In December, 1941, Detroit had just introduced the 1942 model cars. After Pearl Harbor the government asked them to build tanks, and then airplanes. They did it with enthusiasm and efficiency. The difference is that they had a qualified buyer: the government.
So here’s an idea. Let’s offer Detroit the $25 billion. For that price tag, we’ll expect the factories to replace the entire federal fleet — tanks, trucks, postal vans, limousines, Forest Service jeeps — with flex-fuel plug-in hybrid electric vehicles. Last year, the feds operated some 642,000 vehicles. Subtract the 8,800 Abrams battle tanks, which would soak up the whole budget by themselves, and add a few hundred thousand vehicles for state and municipal fleets to round the production up to 1 million vehicles. So $25 billion would replace the whole fleet for an average of $25,000 per. Not a bad wholesale price, especially when you figure in the fuel savings and then balance the cost of a Forest Service fire truck against a cheap sedan. A big chunk of the cost could be covered by selling off the old fleet to equatorial countries where palm-tree mechanics will happily convert them all to run on sugar ethanol.
The flex-fuel requirement is important. It means that a gasoline engine would also accept ethanol or methanol, a diesel would also accept jet fuel or vegetable oil, and a natural gas engine would also run on propane or methane. It means that every fuel source has market competition, and a fleet operator can look further afield for low bids.
A federal flex-fuel plug-in hybrid-electric vehicle is a FFFPHEV. I can’t wait to hear a senator pronounce that. And a five-year replacement plan for flex-fuel plug-in hybrid-electric vehicle replacement plan is a FYRPFFFPHEV.
Below, an electric postal van from Baker Electromotive of Rome, N.Y.
Filed under: Transport
Honda on Tuesday announced that the new entry-level Insight hybrid, a five-passenger hatchback, will be available for sale in Europe on Earth Day, April 22, 2009. American dealers will have the car shortly thereafter.
Honda expects to offer a base price of about $18,000, and plans to sell at least 200,000 units in the first year, half of them in America. The European version will claim 60 miles per gallon, thanks to a small electric-boosted engine and a nickel metal-hydride battery pack under the trunk.

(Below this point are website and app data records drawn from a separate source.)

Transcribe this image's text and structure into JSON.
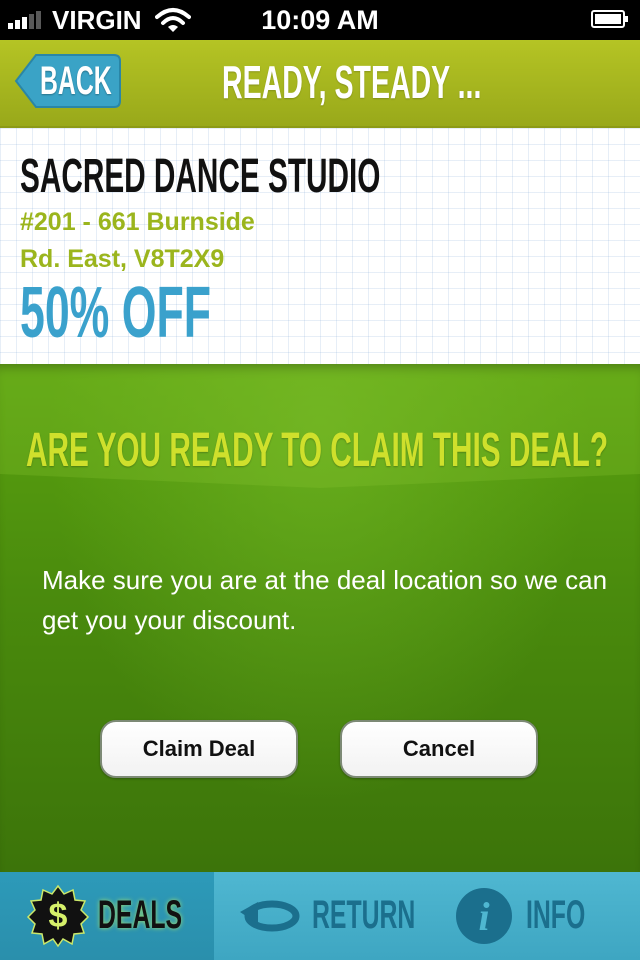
{
  "status_bar": {
    "carrier": "VIRGIN",
    "time": "10:09 AM",
    "icons": [
      "signal-icon",
      "wifi-icon",
      "battery-icon"
    ]
  },
  "header": {
    "back_label": "BACK",
    "title": "READY, STEADY ..."
  },
  "deal": {
    "business_name": "SACRED DANCE STUDIO",
    "address_line1": "#201 - 661 Burnside",
    "address_line2": "Rd. East, V8T2X9",
    "discount": "50% OFF"
  },
  "claim": {
    "question": "ARE YOU READY TO CLAIM THIS DEAL?",
    "message": "Make sure you are at the deal location so we can get you your discount.",
    "claim_button": "Claim Deal",
    "cancel_button": "Cancel"
  },
  "tabs": [
    {
      "label": "DEALS",
      "icon": "dollar-badge-icon",
      "selected": true
    },
    {
      "label": "RETURN",
      "icon": "return-arrow-icon",
      "selected": false
    },
    {
      "label": "INFO",
      "icon": "info-icon",
      "selected": false
    }
  ],
  "colors": {
    "header_green": "#a8b820",
    "claim_green": "#4a8b0d",
    "accent_blue": "#3aa1cc",
    "address_green": "#9bb51d",
    "question_yellow": "#cfe02c",
    "tab_blue": "#4fb7d1"
  }
}
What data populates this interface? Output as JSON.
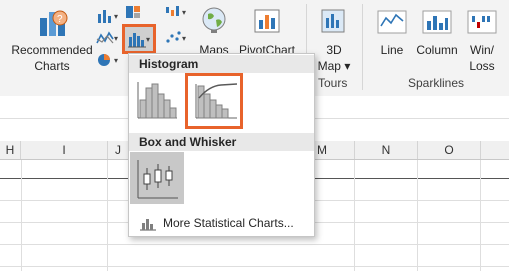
{
  "ribbon": {
    "recommended_charts_line1": "Recommended",
    "recommended_charts_line2": "Charts",
    "maps_label": "Maps",
    "pivotchart_label": "PivotChart",
    "map3d_line1": "3D",
    "map3d_line2": "Map",
    "tours_label": "Tours",
    "sparkline_line": "Line",
    "sparkline_column": "Column",
    "sparkline_winloss_line1": "Win/",
    "sparkline_winloss_line2": "Loss",
    "sparklines_group": "Sparklines"
  },
  "dropdown": {
    "histogram_header": "Histogram",
    "box_whisker_header": "Box and Whisker",
    "more_link": "More Statistical Charts..."
  },
  "columns": [
    "H",
    "I",
    "J",
    "M",
    "N",
    "O"
  ],
  "colors": {
    "highlight": "#e8632b",
    "accent_blue": "#2e75b6",
    "ribbon_bg": "#f3f3f3"
  },
  "icons": {
    "statistic_chart": "statistic-chart-icon",
    "histogram": "histogram-icon",
    "pareto": "pareto-icon",
    "box_whisker": "box-whisker-icon"
  }
}
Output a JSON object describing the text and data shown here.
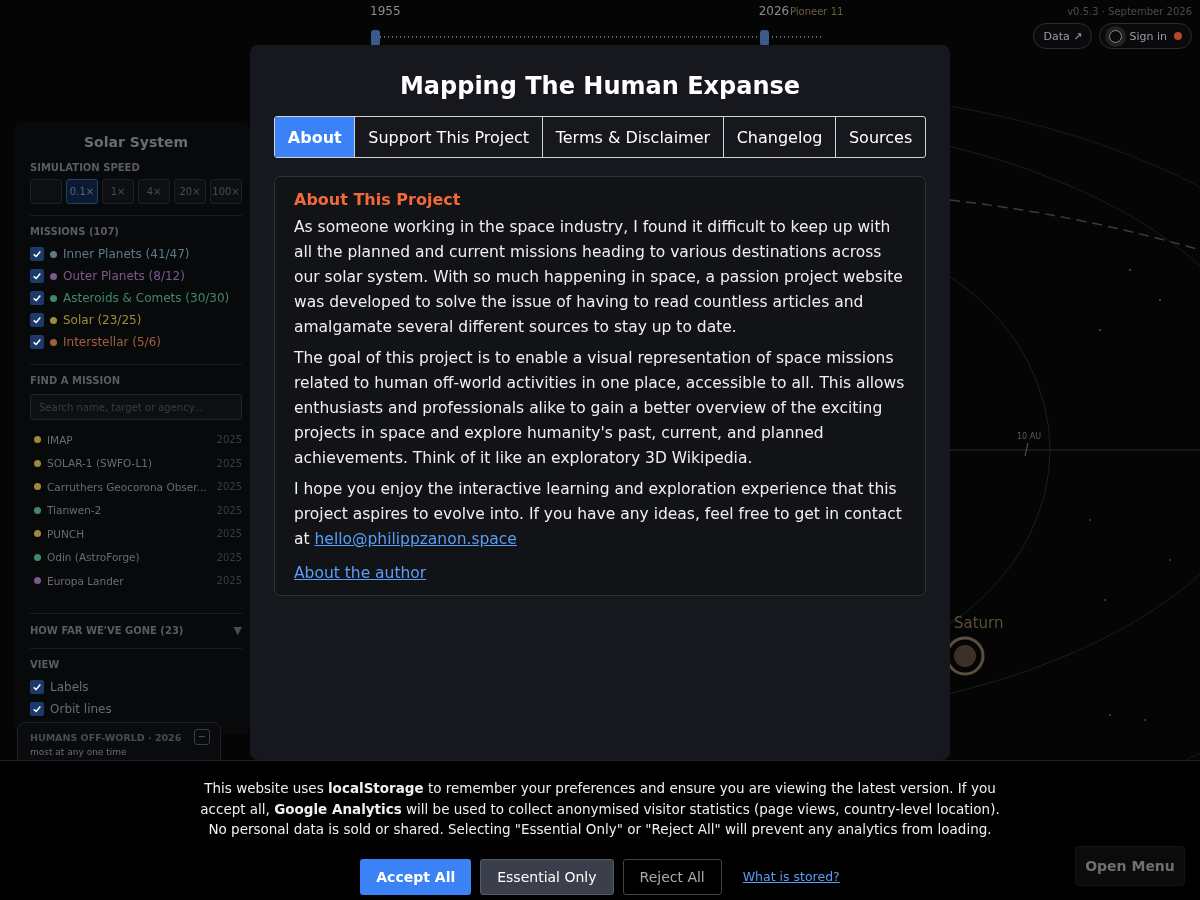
{
  "timeline": {
    "handles": [
      {
        "label": "1955",
        "level": 0
      },
      {
        "label": "2026",
        "level": 0.86
      }
    ],
    "marker": "Pioneer 11"
  },
  "version": "v0.5.3 · September 2026",
  "header_buttons": [
    {
      "kind": "link",
      "label": "Data ↗"
    },
    {
      "kind": "account",
      "label": "Sign in"
    }
  ],
  "sidebar": {
    "title": "Solar System",
    "speed": {
      "heading": "SIMULATION SPEED",
      "options": [
        {
          "kind": "blank",
          "selected": false
        },
        {
          "kind": "text",
          "label": "0.1×",
          "selected": true
        },
        {
          "kind": "text",
          "label": "1×",
          "selected": false
        },
        {
          "kind": "text",
          "label": "4×",
          "selected": false
        },
        {
          "kind": "text",
          "label": "20×",
          "selected": false
        },
        {
          "kind": "text",
          "label": "100×",
          "selected": false
        }
      ]
    },
    "missions": {
      "heading": "MISSIONS (107)",
      "categories": [
        {
          "label": "Inner Planets (41/47)",
          "checked": true,
          "color": "#5b7a8c"
        },
        {
          "label": "Outer Planets (8/12)",
          "checked": true,
          "color": "#7a5a8c"
        },
        {
          "label": "Asteroids & Comets (30/30)",
          "checked": true,
          "color": "#3f8a66"
        },
        {
          "label": "Solar (23/25)",
          "checked": true,
          "color": "#a08a3a"
        },
        {
          "label": "Interstellar (5/6)",
          "checked": true,
          "color": "#a0603a"
        }
      ]
    },
    "find": {
      "heading": "FIND A MISSION",
      "placeholder": "Search name, target or agency...",
      "results": [
        {
          "name": "IMAP",
          "year": "2025",
          "color": "#a08a3a"
        },
        {
          "name": "SOLAR-1 (SWFO-L1)",
          "year": "2025",
          "color": "#a08a3a"
        },
        {
          "name": "Carruthers Geocorona Obser...",
          "year": "2025",
          "color": "#a08a3a"
        },
        {
          "name": "Tianwen-2",
          "year": "2025",
          "color": "#3f8a66"
        },
        {
          "name": "PUNCH",
          "year": "2025",
          "color": "#a08a3a"
        },
        {
          "name": "Odin (AstroForge)",
          "year": "2025",
          "color": "#3f8a66"
        },
        {
          "name": "Europa Lander",
          "year": "2025",
          "color": "#7a5a8c"
        }
      ]
    },
    "how_far": {
      "label": "HOW FAR WE'VE GONE (23)",
      "toggle": "▼",
      "expanded": false
    },
    "view": {
      "heading": "VIEW",
      "items": [
        {
          "label": "Labels",
          "checked": true
        },
        {
          "label": "Orbit lines",
          "checked": true
        }
      ]
    }
  },
  "humans": {
    "title": "HUMANS OFF-WORLD · 2026",
    "toggle": "−",
    "subtitle": "most at any one time"
  },
  "map_labels": {
    "scale": "10 AU",
    "planet": "Saturn"
  },
  "open_menu": "Open Menu",
  "modal": {
    "title": "Mapping The Human Expanse",
    "tabs": [
      {
        "label": "About",
        "selected": true
      },
      {
        "label": "Support This Project",
        "selected": false
      },
      {
        "label": "Terms & Disclaimer",
        "selected": false
      },
      {
        "label": "Changelog",
        "selected": false
      },
      {
        "label": "Sources",
        "selected": false
      }
    ],
    "heading": "About This Project",
    "paragraphs": [
      {
        "text": "As someone working in the space industry, I found it difficult to keep up with all the planned and current missions heading to various destinations across our solar system. With so much happening in space, a passion project website was developed to solve the issue of having to read countless articles and amalgamate several different sources to stay up to date."
      },
      {
        "text": "The goal of this project is to enable a visual representation of space missions related to human off-world activities in one place, accessible to all. This allows enthusiasts and professionals alike to gain a better overview of the exciting projects in space and explore humanity's past, current, and planned achievements. Think of it like an exploratory 3D Wikipedia."
      },
      {
        "text": "I hope you enjoy the interactive learning and exploration experience that this project aspires to evolve into. If you have any ideas, feel free to get in contact at",
        "link": "hello@philippzanon.space"
      }
    ],
    "author_link": "About the author"
  },
  "cookie": {
    "text": "This website uses **localStorage** to remember your preferences and ensure you are viewing the latest version. If you accept all, **Google Analytics** will be used to collect anonymised visitor statistics (page views, country-level location). No personal data is sold or shared. Selecting \"Essential Only\" or \"Reject All\" will prevent any analytics from loading.",
    "buttons": [
      {
        "kind": "primary",
        "label": "Accept All"
      },
      {
        "kind": "secondary",
        "label": "Essential Only"
      },
      {
        "kind": "outline",
        "label": "Reject All"
      }
    ],
    "link": "What is stored?"
  }
}
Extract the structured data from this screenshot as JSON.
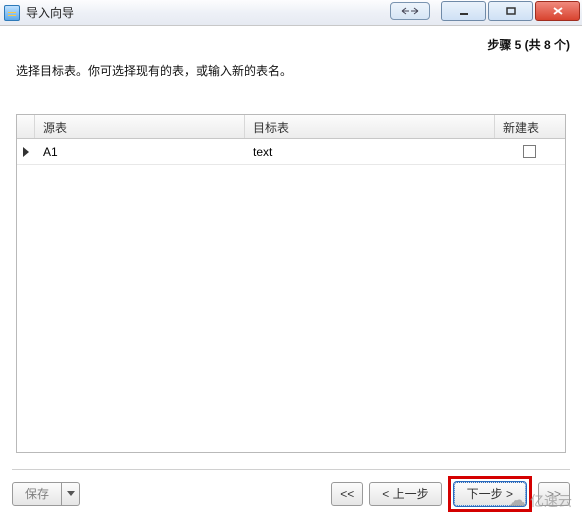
{
  "window": {
    "title": "导入向导"
  },
  "wizard": {
    "step_label": "步骤 5 (共 8 个)",
    "instruction": "选择目标表。你可选择现有的表，或输入新的表名。"
  },
  "table": {
    "headers": {
      "source": "源表",
      "target": "目标表",
      "new": "新建表"
    },
    "rows": [
      {
        "source": "A1",
        "target": "text",
        "new_table": false
      }
    ]
  },
  "buttons": {
    "save": "保存",
    "first": "<<",
    "prev": "< 上一步",
    "next": "下一步 >",
    "last": ">>"
  },
  "watermark": "亿速云"
}
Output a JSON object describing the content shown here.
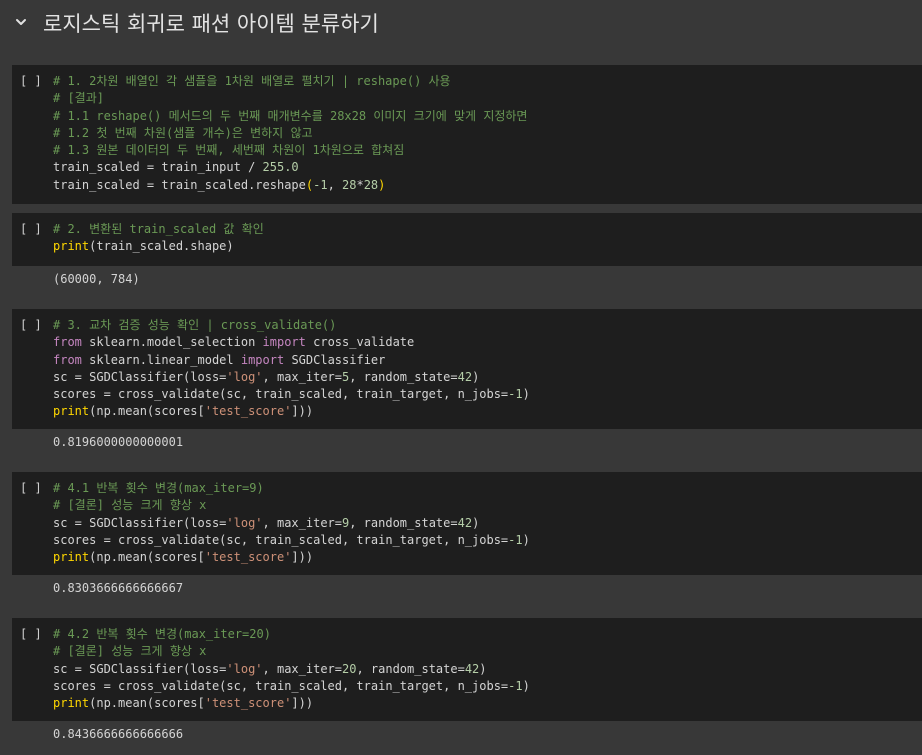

We reported on the new car, said to be the world’s cheapest hybrid, back in May.
Filed under: Transport
Bertrand Delanoë, mayor of Paris, wants to buy 4,000 electric cars and turn them loose for casual rental in and around the city.
According to The New York Times, the fleet could be operational within 18 months. To use a car, you’d simply scan your credit card at a charging station located on one of 700 lots around town, climb in, buckle up and drive away. When you’re done, you’d park the car at any vacant charging station. Your account would be billed for the time you had the car.
The program is based on a wildly successful rent-a-bike system operating across the city for the past year.
Because Renault-Nissan is already gearing up to produce electric cars for use under the Project Better Place program in Israel, Denmark, Portugal and California, city planners are confident they’ll be able to get a fleet in place — if not from Nissan, then from some competing car company.
Parisian environmentalists are split on the merits of the electric car fleet. On one hand, it may mean people will dump their gas-powered small cars and taxis. On the other hand, it may contribute to traffic congestion as folks who can’t now afford to own a car rush to get drivers’ licenses.